This week we enter the month-long sequence of sunrise and sunset phenomena that are associated with the Winter Solstice. From now until the 12th we’ll experience the earliest sunsets for the year at mid-northern latitudes. Here in Washington sunset will occur at 4:46 pm EST. After the 12th we begin to get a little of the evening back; by Christmas sunset will occur five minutes later, and by the month’s end the difference will be 10 minutes.

The early evening still hosts the last of summer’s stars with the Summer Triangle hanging above the western horizon. Vega, Deneb, and Altair steadily move lower as the night passes, while to the east the bright stars of the Great Winter Circle make their appearance. In between, few bright stars dominate the sky along the meridian, with the notable exception of yet another geometric figure crossing the mid-point of the sky. The “Great Square” of Pegasus is made up of four second-magnitude stars and dominates an otherwise barren stretch of the heavens. Pegasus represents the famed winged horse from the ancient legend of Perseus and Andromeda, both of whom are located nearby. Andromeda actually shares the northwest corner star of the Square, Alpheratz. You can see two diverging “chains” of stars trending eastward from Alpheratz, one made up of second-magnitude stars and the other composed of fainter third-and fourth-magnitude stars. These represent the chains that bound the beautiful Andromeda to a rock as a punishment for her mother Cassiopeia’s vanity. If you follow the bright chain of stars from Alpheratz you’ll find that it points to the star Mirfak, the brightest star in the constellation of Perseus, the Hero. Perseus resembles a large wishbone to my eye and hosts a number of bright star clusters for owners of binoculars or small telescopes. It’s most famous object is the star that is normally its second-brightest luminary, Algol. This star is the prototype of an “eclipsing binary” variable star. Over the course of just under three days the star’s apparent brightness drops by over a full magnitude and then brightens back to normal, with each eclipse lasting about 10 hours. This “winking” was thought by the ancients to represent the eye of the severed head of the Gorgon Medusa, slain by Perseus in an earlier adventure. In the Andromeda myth Perseus rides to the maiden’s rescue on Pegasus, using the Medusa’s winking eye to turn her tormentor, Cetus the sea-monster, to stone.

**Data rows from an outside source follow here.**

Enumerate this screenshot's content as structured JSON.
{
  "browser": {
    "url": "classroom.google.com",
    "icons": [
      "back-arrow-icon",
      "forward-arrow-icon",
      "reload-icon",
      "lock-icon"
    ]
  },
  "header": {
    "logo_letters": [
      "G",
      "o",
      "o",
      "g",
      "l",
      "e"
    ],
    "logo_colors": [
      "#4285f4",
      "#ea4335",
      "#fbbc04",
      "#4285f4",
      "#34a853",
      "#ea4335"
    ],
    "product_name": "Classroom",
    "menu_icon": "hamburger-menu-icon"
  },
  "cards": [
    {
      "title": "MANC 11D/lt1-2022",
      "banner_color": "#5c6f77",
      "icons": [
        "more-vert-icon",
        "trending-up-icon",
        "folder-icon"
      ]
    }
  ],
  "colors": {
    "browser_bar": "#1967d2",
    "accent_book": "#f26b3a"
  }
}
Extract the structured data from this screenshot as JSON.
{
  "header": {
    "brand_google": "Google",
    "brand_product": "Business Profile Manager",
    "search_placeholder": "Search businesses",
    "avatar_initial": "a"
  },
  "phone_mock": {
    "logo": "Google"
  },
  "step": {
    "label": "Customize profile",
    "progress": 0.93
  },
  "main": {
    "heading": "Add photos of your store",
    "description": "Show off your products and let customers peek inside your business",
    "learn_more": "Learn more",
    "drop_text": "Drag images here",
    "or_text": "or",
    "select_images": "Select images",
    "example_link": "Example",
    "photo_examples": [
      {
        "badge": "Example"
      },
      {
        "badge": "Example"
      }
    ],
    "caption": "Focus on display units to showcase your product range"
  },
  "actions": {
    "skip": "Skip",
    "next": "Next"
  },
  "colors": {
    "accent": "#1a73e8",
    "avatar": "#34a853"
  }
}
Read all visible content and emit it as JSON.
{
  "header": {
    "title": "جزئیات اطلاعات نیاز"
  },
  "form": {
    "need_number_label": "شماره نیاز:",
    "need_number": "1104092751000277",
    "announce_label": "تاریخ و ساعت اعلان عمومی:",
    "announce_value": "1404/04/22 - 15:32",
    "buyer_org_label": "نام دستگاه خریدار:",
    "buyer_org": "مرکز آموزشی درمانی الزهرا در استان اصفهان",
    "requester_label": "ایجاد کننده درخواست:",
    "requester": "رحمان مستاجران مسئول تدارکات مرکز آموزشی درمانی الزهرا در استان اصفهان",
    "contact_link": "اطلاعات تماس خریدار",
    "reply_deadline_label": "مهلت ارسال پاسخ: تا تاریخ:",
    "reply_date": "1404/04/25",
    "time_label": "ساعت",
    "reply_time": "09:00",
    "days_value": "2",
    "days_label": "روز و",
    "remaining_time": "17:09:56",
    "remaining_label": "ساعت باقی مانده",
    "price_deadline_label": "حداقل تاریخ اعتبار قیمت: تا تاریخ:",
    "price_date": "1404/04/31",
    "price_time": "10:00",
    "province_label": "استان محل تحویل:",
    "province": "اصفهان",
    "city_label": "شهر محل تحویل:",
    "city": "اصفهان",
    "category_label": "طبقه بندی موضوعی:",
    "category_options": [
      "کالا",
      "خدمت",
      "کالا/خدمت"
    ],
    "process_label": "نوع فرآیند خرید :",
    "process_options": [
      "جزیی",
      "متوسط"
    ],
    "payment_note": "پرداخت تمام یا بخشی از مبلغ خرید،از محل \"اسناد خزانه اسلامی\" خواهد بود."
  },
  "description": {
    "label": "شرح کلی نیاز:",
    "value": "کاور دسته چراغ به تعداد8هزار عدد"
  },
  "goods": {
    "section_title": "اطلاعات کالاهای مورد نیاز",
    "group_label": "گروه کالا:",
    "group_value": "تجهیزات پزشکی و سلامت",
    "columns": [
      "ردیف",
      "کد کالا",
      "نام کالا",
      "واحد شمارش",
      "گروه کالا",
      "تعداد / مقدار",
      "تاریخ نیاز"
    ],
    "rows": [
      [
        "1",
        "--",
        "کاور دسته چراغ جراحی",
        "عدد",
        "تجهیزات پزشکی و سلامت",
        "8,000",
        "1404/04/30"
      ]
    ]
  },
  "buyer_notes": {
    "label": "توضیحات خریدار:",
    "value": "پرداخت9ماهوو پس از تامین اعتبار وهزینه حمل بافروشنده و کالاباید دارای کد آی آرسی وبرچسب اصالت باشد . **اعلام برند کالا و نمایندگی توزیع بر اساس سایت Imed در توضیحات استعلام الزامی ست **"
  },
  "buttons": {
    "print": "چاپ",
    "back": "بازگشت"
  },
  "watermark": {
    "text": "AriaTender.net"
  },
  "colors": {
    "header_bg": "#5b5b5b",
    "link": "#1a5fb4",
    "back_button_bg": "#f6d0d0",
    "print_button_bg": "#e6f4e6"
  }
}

It’s well worth your while to rise before the Sun this week as the Moon glides through the bevy of morning planets. Each morning will bring a different configuration for your enjoyment. It is also a great time to get a telescopic view of Jupiter, who is high in the southeast at 6:00 am. The morning sky is usually when we find the least amount of turbulence in Earth’s atmosphere so it’s a great time to look for fine detail on Old Jove’s banded surface. You might also want to catch glimpses of ruddy Mars and dazzling Venus before the Sun crests the horizon.

If you live near a place with a clear view of the eastern horizon and a relatively dark sky, try to track down Comet C/2013 US10 (Catalina). This week it hangs below Venus about 20 degrees above the horizon at around 6:00 am. By the end of the week the comet will be less than five degrees from the dazzling planet and glowing at around 4th-magnitude.